But what about refinishing with stain? Furniture restorers like to restore a piece of furniture to its original condition, including stripping and re-staining. However, many antique dealers and preservationists think new stains can also devalue antique furniture (and would rather the piece be imperfectly original).
Reasons to Paint Antique Furniture
The aesthetics of painted antique furniture can be incredibly appealing to some, especially those with a passion for upcycling and interior design. Paint can be a transformative tool, bringing new life and personality to an otherwise tired or outdated piece. The use of color can highlight intricate designs and carvings, or it can simplify the look of a piece to suit a minimalistic decor style.

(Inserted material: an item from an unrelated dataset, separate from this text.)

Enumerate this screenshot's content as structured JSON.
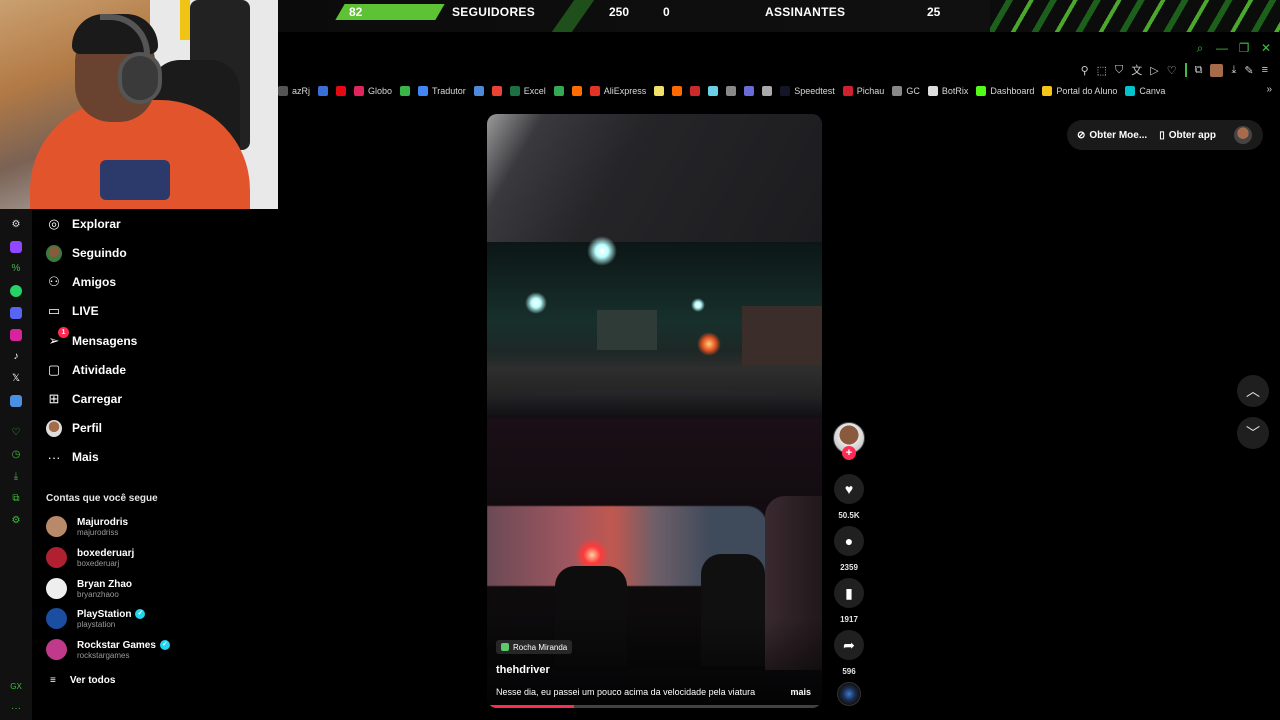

Also, painting can help to conceal imperfections, like scratches, water stains, or uneven coloration from years of exposure to sunlight. For pieces with significant cosmetic issues, a fresh coat of paint might just be the saving grace.
Many interior designers think stained wood looks heavy and prefer to paint larger pieces in lighter colors. These people usually advocate for painting antique furniture to make it appeal to a larger audience.
A professional, tastefully done paint job might increase the appeal of the piece to a broader market, potentially raising its value for those who prioritize aesthetics over historical integrity.
Ultimately, the choice is up to you whether painting antique furniture makes sense. If you want to make money off the piece, consider the before and after value. Get an appraisal from an expert on any piece of furniture that seems extraordinary. A laminated piece from a thrift store might not warrant an evaluation. However, it might be worth getting a free antique appraisal on that solid maple bedroom set that looks like it could be from the early 1800s before you touch it with a paintbrush.
Frequently Asked Questions
The most accurate way to determine the current value of your antique furniture is to get it appraised by a professional. They will consider factors such as the piece’s age, condition, rarity, and provenance. Alternatively, you can compare your piece to similar items sold in antique stores, auctions, or online marketplaces to get a rough idea of its value.
The choice of paint can depend on the type of furniture and the look you’re aiming for. Generally, chalk paint or milk paint is often used for antique furniture due to its matte finish and easy application. However, for a more durable finish, especially for high-use pieces, you might consider using acrylic or latex paint. Always remember to prep your furniture properly before painting for the best results.
While it’s difficult to completely restore a piece to its original state after painting, it’s not impossible. However, the process can be labor-intensive and often requires professional expertise. It involves stripping off the paint, which can be tricky and potentially damaging if not done correctly. After the paint is removed, the piece may need to be refinished to restore its original luster. It’s important to note that this process may not fully recover the piece’s original value if the painting has resulted in a decrease.